*Assignment*
Output every line of the material exactly.

**** Record extracts ****

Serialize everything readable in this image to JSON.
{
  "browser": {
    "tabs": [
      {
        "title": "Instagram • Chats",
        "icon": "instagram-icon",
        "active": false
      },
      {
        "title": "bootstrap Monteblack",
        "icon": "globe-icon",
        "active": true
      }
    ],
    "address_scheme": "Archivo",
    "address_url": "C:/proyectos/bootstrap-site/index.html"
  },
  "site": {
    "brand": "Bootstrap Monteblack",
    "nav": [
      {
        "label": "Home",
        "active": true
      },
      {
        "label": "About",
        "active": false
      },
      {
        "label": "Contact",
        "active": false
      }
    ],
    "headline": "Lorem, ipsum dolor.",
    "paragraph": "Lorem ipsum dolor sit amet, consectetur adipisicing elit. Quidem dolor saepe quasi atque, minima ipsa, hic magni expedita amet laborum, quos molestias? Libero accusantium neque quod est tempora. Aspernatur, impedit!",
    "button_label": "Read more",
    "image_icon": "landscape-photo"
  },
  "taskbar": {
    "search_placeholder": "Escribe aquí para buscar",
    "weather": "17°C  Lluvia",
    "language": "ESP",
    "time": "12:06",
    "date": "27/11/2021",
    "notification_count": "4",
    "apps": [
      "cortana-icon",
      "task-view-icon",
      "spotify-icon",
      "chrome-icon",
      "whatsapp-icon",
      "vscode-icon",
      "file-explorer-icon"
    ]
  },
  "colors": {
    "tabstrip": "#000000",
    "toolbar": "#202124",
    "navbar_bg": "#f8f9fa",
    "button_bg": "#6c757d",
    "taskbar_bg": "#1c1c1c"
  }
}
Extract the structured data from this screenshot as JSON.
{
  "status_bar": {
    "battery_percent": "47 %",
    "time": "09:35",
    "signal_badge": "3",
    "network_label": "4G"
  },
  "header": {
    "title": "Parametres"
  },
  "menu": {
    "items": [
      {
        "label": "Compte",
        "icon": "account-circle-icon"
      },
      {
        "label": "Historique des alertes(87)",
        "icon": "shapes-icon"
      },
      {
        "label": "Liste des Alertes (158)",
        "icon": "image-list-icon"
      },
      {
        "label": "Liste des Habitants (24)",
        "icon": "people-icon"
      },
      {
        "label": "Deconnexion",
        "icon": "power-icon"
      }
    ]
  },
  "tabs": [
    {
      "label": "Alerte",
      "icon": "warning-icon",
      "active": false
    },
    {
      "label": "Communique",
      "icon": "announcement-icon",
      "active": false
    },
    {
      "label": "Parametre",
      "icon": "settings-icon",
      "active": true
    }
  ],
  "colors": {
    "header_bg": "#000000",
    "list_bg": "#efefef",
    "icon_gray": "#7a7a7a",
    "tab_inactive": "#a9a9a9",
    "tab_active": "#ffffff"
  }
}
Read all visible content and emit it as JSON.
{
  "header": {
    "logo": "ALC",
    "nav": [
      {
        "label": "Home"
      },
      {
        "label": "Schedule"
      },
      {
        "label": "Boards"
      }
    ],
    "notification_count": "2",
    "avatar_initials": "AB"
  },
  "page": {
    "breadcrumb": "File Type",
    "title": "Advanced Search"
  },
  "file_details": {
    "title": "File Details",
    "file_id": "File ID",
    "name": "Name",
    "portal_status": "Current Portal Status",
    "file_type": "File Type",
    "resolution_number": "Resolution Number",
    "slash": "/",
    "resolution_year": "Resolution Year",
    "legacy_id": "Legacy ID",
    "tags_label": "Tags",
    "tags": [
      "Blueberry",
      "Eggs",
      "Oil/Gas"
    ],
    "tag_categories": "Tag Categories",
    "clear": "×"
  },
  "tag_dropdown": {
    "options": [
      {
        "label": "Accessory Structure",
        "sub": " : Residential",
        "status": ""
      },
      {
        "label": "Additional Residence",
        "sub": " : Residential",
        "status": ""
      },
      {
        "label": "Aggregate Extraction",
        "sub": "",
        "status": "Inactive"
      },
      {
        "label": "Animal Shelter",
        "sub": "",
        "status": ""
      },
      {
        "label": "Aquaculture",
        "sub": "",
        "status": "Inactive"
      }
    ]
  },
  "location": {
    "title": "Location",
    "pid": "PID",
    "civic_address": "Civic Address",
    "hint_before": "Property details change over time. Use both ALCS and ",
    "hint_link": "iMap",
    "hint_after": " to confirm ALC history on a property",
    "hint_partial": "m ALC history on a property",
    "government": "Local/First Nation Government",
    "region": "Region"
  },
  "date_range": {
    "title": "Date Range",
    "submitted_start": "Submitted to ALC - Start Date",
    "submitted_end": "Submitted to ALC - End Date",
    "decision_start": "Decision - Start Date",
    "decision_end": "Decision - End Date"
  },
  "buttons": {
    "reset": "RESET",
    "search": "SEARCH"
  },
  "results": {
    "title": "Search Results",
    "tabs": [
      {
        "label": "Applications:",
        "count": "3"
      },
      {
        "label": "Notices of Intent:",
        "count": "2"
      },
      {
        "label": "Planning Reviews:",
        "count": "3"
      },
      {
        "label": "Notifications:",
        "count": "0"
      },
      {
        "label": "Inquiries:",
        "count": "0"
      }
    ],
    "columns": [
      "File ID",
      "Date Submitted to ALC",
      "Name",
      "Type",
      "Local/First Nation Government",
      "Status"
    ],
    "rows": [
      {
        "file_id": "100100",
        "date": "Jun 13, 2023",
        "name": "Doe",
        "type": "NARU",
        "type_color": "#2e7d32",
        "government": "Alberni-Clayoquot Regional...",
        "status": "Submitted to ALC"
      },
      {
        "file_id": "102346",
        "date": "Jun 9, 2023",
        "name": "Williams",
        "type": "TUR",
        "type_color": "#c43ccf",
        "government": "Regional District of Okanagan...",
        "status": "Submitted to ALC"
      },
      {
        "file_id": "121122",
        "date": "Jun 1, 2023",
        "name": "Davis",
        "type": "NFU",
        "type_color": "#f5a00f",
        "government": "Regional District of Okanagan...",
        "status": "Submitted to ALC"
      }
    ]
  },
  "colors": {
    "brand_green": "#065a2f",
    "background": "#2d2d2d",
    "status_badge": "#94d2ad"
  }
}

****

*Result below*
Serialize everything readable in this image to JSON.
{
  "browser": {
    "tabs": [
      {
        "title": "Instagram • Chats",
        "icon": "instagram-icon",
        "active": false
      },
      {
        "title": "bootstrap Monteblack",
        "icon": "globe-icon",
        "active": true
      }
    ],
    "address_scheme": "Archivo",
    "address_url": "C:/proyectos/bootstrap-site/index.html"
  },
  "site": {
    "brand": "Bootstrap Monteblack",
    "nav": [
      {
        "label": "Home",
        "active": true
      },
      {
        "label": "About",
        "active": false
      },
      {
        "label": "Contact",
        "active": false
      }
    ],
    "headline": "Lorem, ipsum dolor.",
    "paragraph": "Lorem ipsum dolor sit amet, consectetur adipisicing elit. Quidem dolor saepe quasi atque, minima ipsa, hic magni expedita amet laborum, quos molestias? Libero accusantium neque quod est tempora. Aspernatur, impedit!",
    "button_label": "Read more",
    "image_icon": "landscape-photo"
  },
  "taskbar": {
    "search_placeholder": "Escribe aquí para buscar",
    "weather": "17°C  Lluvia",
    "language": "ESP",
    "time": "12:06",
    "date": "27/11/2021",
    "notification_count": "4",
    "apps": [
      "cortana-icon",
      "task-view-icon",
      "spotify-icon",
      "chrome-icon",
      "whatsapp-icon",
      "vscode-icon",
      "file-explorer-icon"
    ]
  },
  "colors": {
    "tabstrip": "#000000",
    "toolbar": "#202124",
    "navbar_bg": "#f8f9fa",
    "button_bg": "#6c757d",
    "taskbar_bg": "#1c1c1c"
  }
}
Extract the structured data from this screenshot as JSON.
{
  "status_bar": {
    "battery_percent": "47 %",
    "time": "09:35",
    "signal_badge": "3",
    "network_label": "4G"
  },
  "header": {
    "title": "Parametres"
  },
  "menu": {
    "items": [
      {
        "label": "Compte",
        "icon": "account-circle-icon"
      },
      {
        "label": "Historique des alertes(87)",
        "icon": "shapes-icon"
      },
      {
        "label": "Liste des Alertes (158)",
        "icon": "image-list-icon"
      },
      {
        "label": "Liste des Habitants (24)",
        "icon": "people-icon"
      },
      {
        "label": "Deconnexion",
        "icon": "power-icon"
      }
    ]
  },
  "tabs": [
    {
      "label": "Alerte",
      "icon": "warning-icon",
      "active": false
    },
    {
      "label": "Communique",
      "icon": "announcement-icon",
      "active": false
    },
    {
      "label": "Parametre",
      "icon": "settings-icon",
      "active": true
    }
  ],
  "colors": {
    "header_bg": "#000000",
    "list_bg": "#efefef",
    "icon_gray": "#7a7a7a",
    "tab_inactive": "#a9a9a9",
    "tab_active": "#ffffff"
  }
}
Read all visible content and emit it as JSON.
{
  "header": {
    "logo": "ALC",
    "nav": [
      {
        "label": "Home"
      },
      {
        "label": "Schedule"
      },
      {
        "label": "Boards"
      }
    ],
    "notification_count": "2",
    "avatar_initials": "AB"
  },
  "page": {
    "breadcrumb": "File Type",
    "title": "Advanced Search"
  },
  "file_details": {
    "title": "File Details",
    "file_id": "File ID",
    "name": "Name",
    "portal_status": "Current Portal Status",
    "file_type": "File Type",
    "resolution_number": "Resolution Number",
    "slash": "/",
    "resolution_year": "Resolution Year",
    "legacy_id": "Legacy ID",
    "tags_label": "Tags",
    "tags": [
      "Blueberry",
      "Eggs",
      "Oil/Gas"
    ],
    "tag_categories": "Tag Categories",
    "clear": "×"
  },
  "tag_dropdown": {
    "options": [
      {
        "label": "Accessory Structure",
        "sub": " : Residential",
        "status": ""
      },
      {
        "label": "Additional Residence",
        "sub": " : Residential",
        "status": ""
      },
      {
        "label": "Aggregate Extraction",
        "sub": "",
        "status": "Inactive"
      },
      {
        "label": "Animal Shelter",
        "sub": "",
        "status": ""
      },
      {
        "label": "Aquaculture",
        "sub": "",
        "status": "Inactive"
      }
    ]
  },
  "location": {
    "title": "Location",
    "pid": "PID",
    "civic_address": "Civic Address",
    "hint_before": "Property details change over time. Use both ALCS and ",
    "hint_link": "iMap",
    "hint_after": " to confirm ALC history on a property",
    "hint_partial": "m ALC history on a property",
    "government": "Local/First Nation Government",
    "region": "Region"
  },
  "date_range": {
    "title": "Date Range",
    "submitted_start": "Submitted to ALC - Start Date",
    "submitted_end": "Submitted to ALC - End Date",
    "decision_start": "Decision - Start Date",
    "decision_end": "Decision - End Date"
  },
  "buttons": {
    "reset": "RESET",
    "search": "SEARCH"
  },
  "results": {
    "title": "Search Results",
    "tabs": [
      {
        "label": "Applications:",
        "count": "3"
      },
      {
        "label": "Notices of Intent:",
        "count": "2"
      },
      {
        "label": "Planning Reviews:",
        "count": "3"
      },
      {
        "label": "Notifications:",
        "count": "0"
      },
      {
        "label": "Inquiries:",
        "count": "0"
      }
    ],
    "columns": [
      "File ID",
      "Date Submitted to ALC",
      "Name",
      "Type",
      "Local/First Nation Government",
      "Status"
    ],
    "rows": [
      {
        "file_id": "100100",
        "date": "Jun 13, 2023",
        "name": "Doe",
        "type": "NARU",
        "type_color": "#2e7d32",
        "government": "Alberni-Clayoquot Regional...",
        "status": "Submitted to ALC"
      },
      {
        "file_id": "102346",
        "date": "Jun 9, 2023",
        "name": "Williams",
        "type": "TUR",
        "type_color": "#c43ccf",
        "government": "Regional District of Okanagan...",
        "status": "Submitted to ALC"
      },
      {
        "file_id": "121122",
        "date": "Jun 1, 2023",
        "name": "Davis",
        "type": "NFU",
        "type_color": "#f5a00f",
        "government": "Regional District of Okanagan...",
        "status": "Submitted to ALC"
      }
    ]
  },
  "colors": {
    "brand_green": "#065a2f",
    "background": "#2d2d2d",
    "status_badge": "#94d2ad"
  }
}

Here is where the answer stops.